California Treasurer John Chiang hit Wells Fargo Bank with the loss of state investments and other sanctions Wednesday, punishing the mammoth bank for “fleecing” customers who had credit cards and other accounts fraudulently opened in their names. Other state and local governments should follow suit, he said.
For the next 12 months, the state will not invest in Wells Fargo securities, the bank will not be used as a broker-dealer in investment purchases by the treasurer’s office, and the bank will not be considered for managing underwriter on sales of California state bonds where the treasurer assigns the underwriter, Chiang’s office announced.

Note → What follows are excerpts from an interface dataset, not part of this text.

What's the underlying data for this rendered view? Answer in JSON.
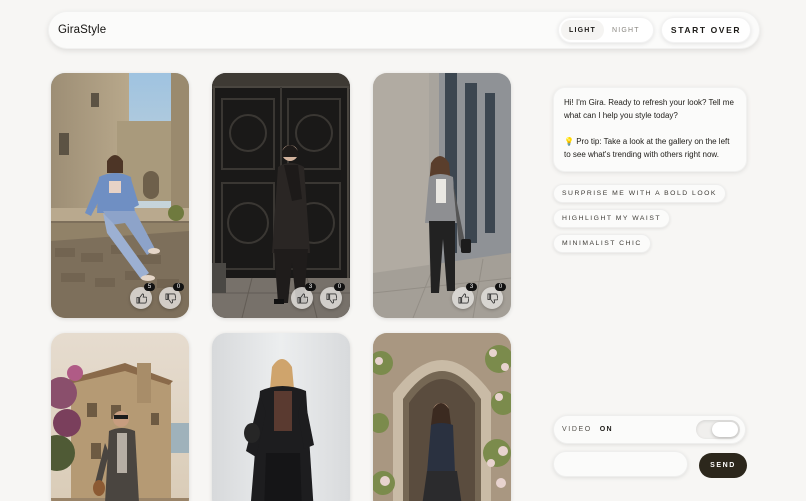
{
  "header": {
    "brand": "GiraStyle",
    "theme": {
      "light": "LIGHT",
      "night": "NIGHT",
      "active": "light"
    },
    "start_over": "START OVER"
  },
  "gallery": [
    {
      "name": "look-1",
      "scene": "stone-village-hoodie",
      "likes": "5",
      "dislikes": "0"
    },
    {
      "name": "look-2",
      "scene": "iron-door-black-coat",
      "likes": "3",
      "dislikes": "0"
    },
    {
      "name": "look-3",
      "scene": "concrete-wall-blazer",
      "likes": "3",
      "dislikes": "0"
    },
    {
      "name": "look-4",
      "scene": "seaside-village-jacket"
    },
    {
      "name": "look-5",
      "scene": "studio-black-suit"
    },
    {
      "name": "look-6",
      "scene": "stone-arch-roses"
    }
  ],
  "chat": {
    "greeting": "Hi! I'm Gira. Ready to refresh your look? Tell me what can I help you style today?",
    "tip_icon": "lightbulb-icon",
    "tip": "Pro tip: Take a look at the gallery on the left to see what's trending with others right now.",
    "suggestions": [
      "SURPRISE ME WITH A BOLD LOOK",
      "HIGHLIGHT MY WAIST",
      "MINIMALIST CHIC"
    ]
  },
  "controls": {
    "video_label": "VIDEO",
    "video_state": "ON",
    "message_placeholder": "",
    "send": "SEND"
  },
  "icons": {
    "like": "thumbs-up-icon",
    "dislike": "thumbs-down-icon"
  }
}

“Whoever chose to cheat in small matters cannot be trusted in larger matters,” Chiang said at a San Francisco news conference. “In the case of Wells Fargo, how can my office continue to trust the public’s money to an organization that has shown such little regard for legions of Californians who have placed their financial well-being in its care?”

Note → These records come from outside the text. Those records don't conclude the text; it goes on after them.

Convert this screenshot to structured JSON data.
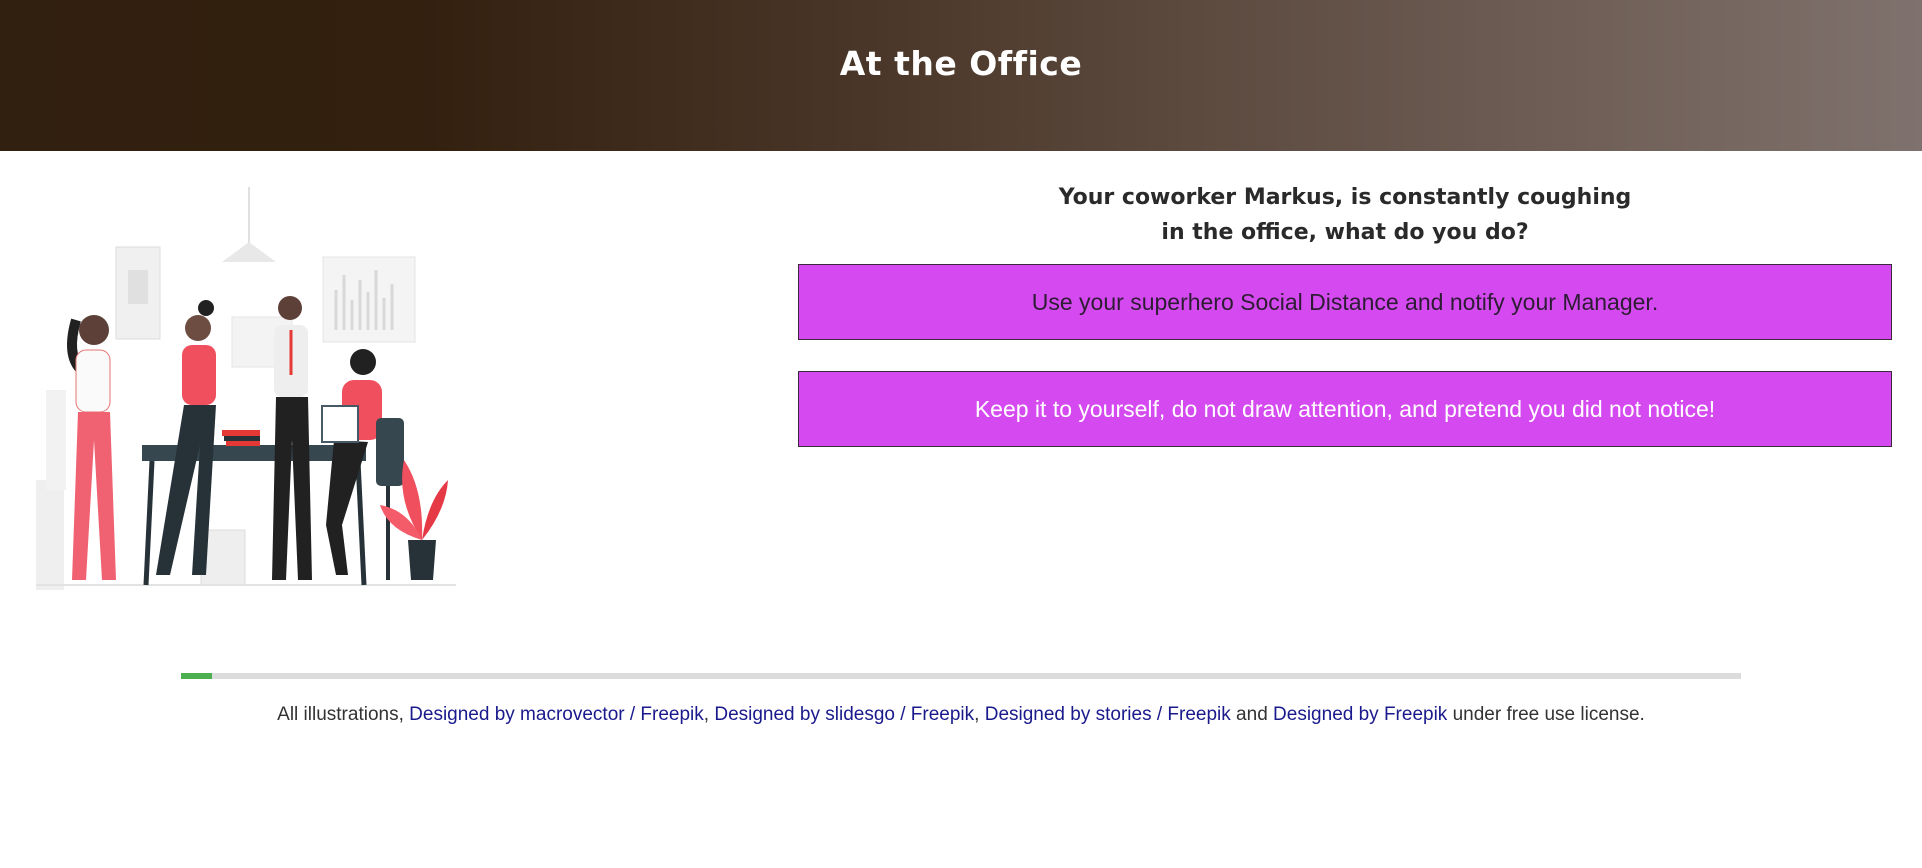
{
  "header": {
    "title": "At the Office"
  },
  "question": {
    "line1": "Your coworker Markus, is constantly coughing",
    "line2": "in the office, what do you do?"
  },
  "choices": [
    {
      "label": "Use your superhero Social Distance and notify your Manager."
    },
    {
      "label": "Keep it to yourself, do not draw attention, and pretend you did not notice!"
    }
  ],
  "progress": {
    "fraction": 0.02
  },
  "footer": {
    "prefix": "All illustrations, ",
    "link1": "Designed by macrovector / Freepik",
    "sep1": ", ",
    "link2": "Designed by slidesgo / Freepik",
    "sep2": ", ",
    "link3": "Designed by stories / Freepik",
    "and": " and ",
    "link4": "Designed by Freepik",
    "suffix": " under free use license."
  },
  "colors": {
    "choice_bg": "#d54af0",
    "progress": "#4caf50",
    "link": "#1a1a8c"
  },
  "icons": {
    "illustration": "office-team-illustration"
  }
}
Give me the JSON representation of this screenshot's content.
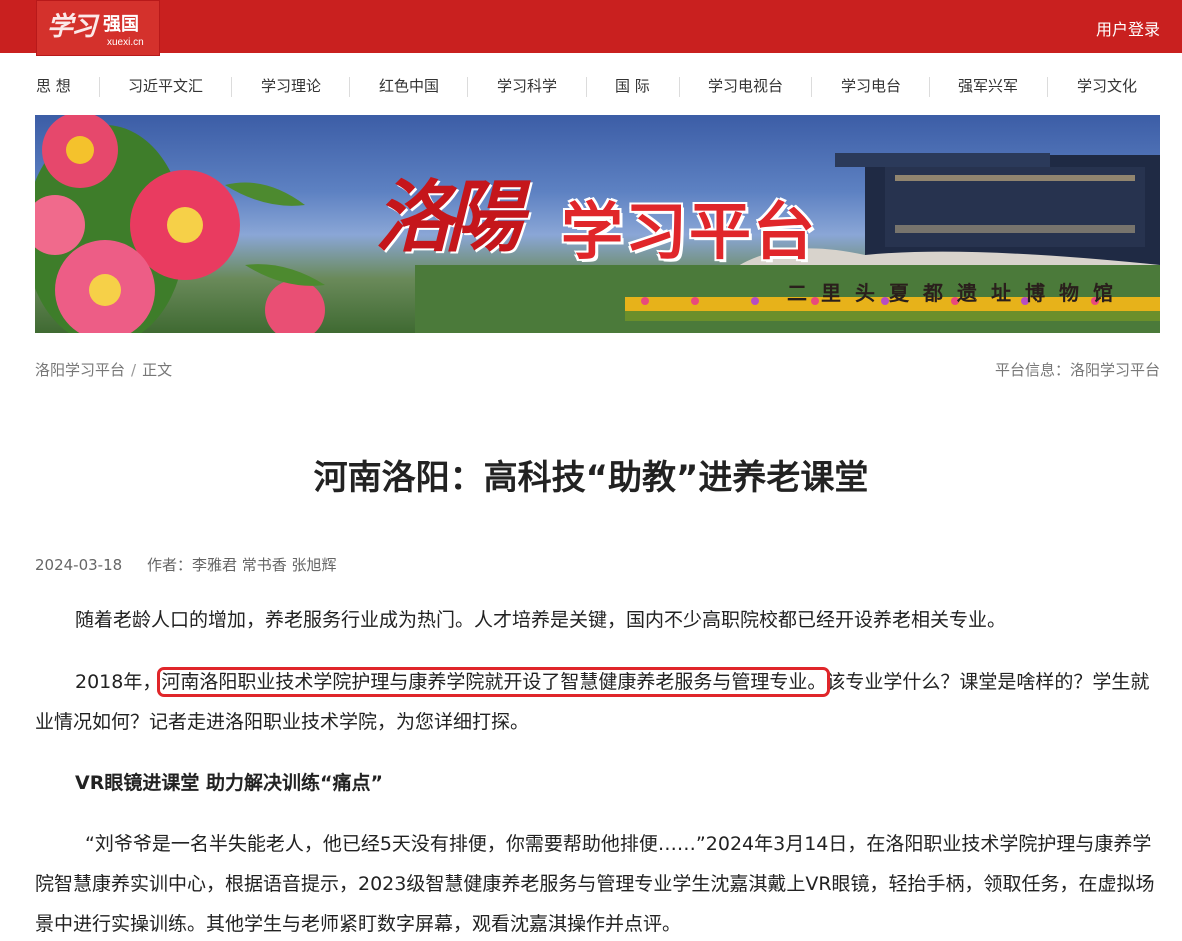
{
  "header": {
    "logo_script": "学习",
    "logo_brand": "强国",
    "logo_domain": "xuexi.cn",
    "login_label": "用户登录"
  },
  "nav": {
    "items": [
      "思 想",
      "习近平文汇",
      "学习理论",
      "红色中国",
      "学习科学",
      "国 际",
      "学习电视台",
      "学习电台",
      "强军兴军",
      "学习文化"
    ]
  },
  "banner": {
    "calligraphy": "洛陽",
    "title": "学习平台",
    "museum": "二里头夏都遗址博物馆"
  },
  "breadcrumb": {
    "home": "洛阳学习平台",
    "separator": "/",
    "current": "正文",
    "platform_info": "平台信息：洛阳学习平台"
  },
  "article": {
    "title": "河南洛阳：高科技“助教”进养老课堂",
    "date": "2024-03-18",
    "author": "作者：李雅君 常书香 张旭辉",
    "p1": "随着老龄人口的增加，养老服务行业成为热门。人才培养是关键，国内不少高职院校都已经开设养老相关专业。",
    "p2_pre": "2018年，",
    "p2_highlight": "河南洛阳职业技术学院护理与康养学院就开设了智慧健康养老服务与管理专业。",
    "p2_post": "该专业学什么？课堂是啥样的？学生就业情况如何？记者走进洛阳职业技术学院，为您详细打探。",
    "subhead": "VR眼镜进课堂 助力解决训练“痛点”",
    "p3": "“刘爷爷是一名半失能老人，他已经5天没有排便，你需要帮助他排便……”2024年3月14日，在洛阳职业技术学院护理与康养学院智慧康养实训中心，根据语音提示，2023级智慧健康养老服务与管理专业学生沈嘉淇戴上VR眼镜，轻抬手柄，领取任务，在虚拟场景中进行实操训练。其他学生与老师紧盯数字屏幕，观看沈嘉淇操作并点评。"
  },
  "colors": {
    "brand_red": "#c9201f",
    "highlight_red": "#e0262a"
  }
}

Chiang said he would extend and potentially broaden the punishment if Wells Fargo doesn’t live up to the terms of the $185 million settlement with federal authorities. The consent orders include reimbursing the bank’s victims and changing internal policies and procedures to prevent future abuses.
Additional punishment could involve severing all ties between the treasurer’s office and the bank, Chiang’s office said. In addition, Chiang said he will work with colleagues on the boards of the mammoth CalPERS and CalSTRS pension systems on changes to ensure “this type of behavior and systemic corruption does not reoccur.” The two pension funds have a total of $2.3 billion invested with Wells Fargo.
Chiang’s office, the largest issuer of municipal debt in the U.S., oversees nearly $2 trillion in banking transactions a year and manages a $75 billion investment pool. Chiang said the sanctions imposed Wednesday involve “lucrative” business for Wells Fargo but the exact amount of the fiscal hit to the bank is unclear.
Wells Fargo fired 5,300 employees over the account scandal. In a statement later Wednesday, the bank said it stands ready “to continue delivering outstanding service to the state.”
“We certainly understand the concerns that have been raised. We are very sorry and take full responsibility for the incidents in our retail bank,” the statement said. “We have already taken important steps, and will continue to do so, to address these issues and rebuild your trust.”
Sen. Elizabeth Warren called on Wells Fargo CEO John Stumpf to step down during a Senate Banking Committee hearing for his role in the bank's unauthorized accounts scandal.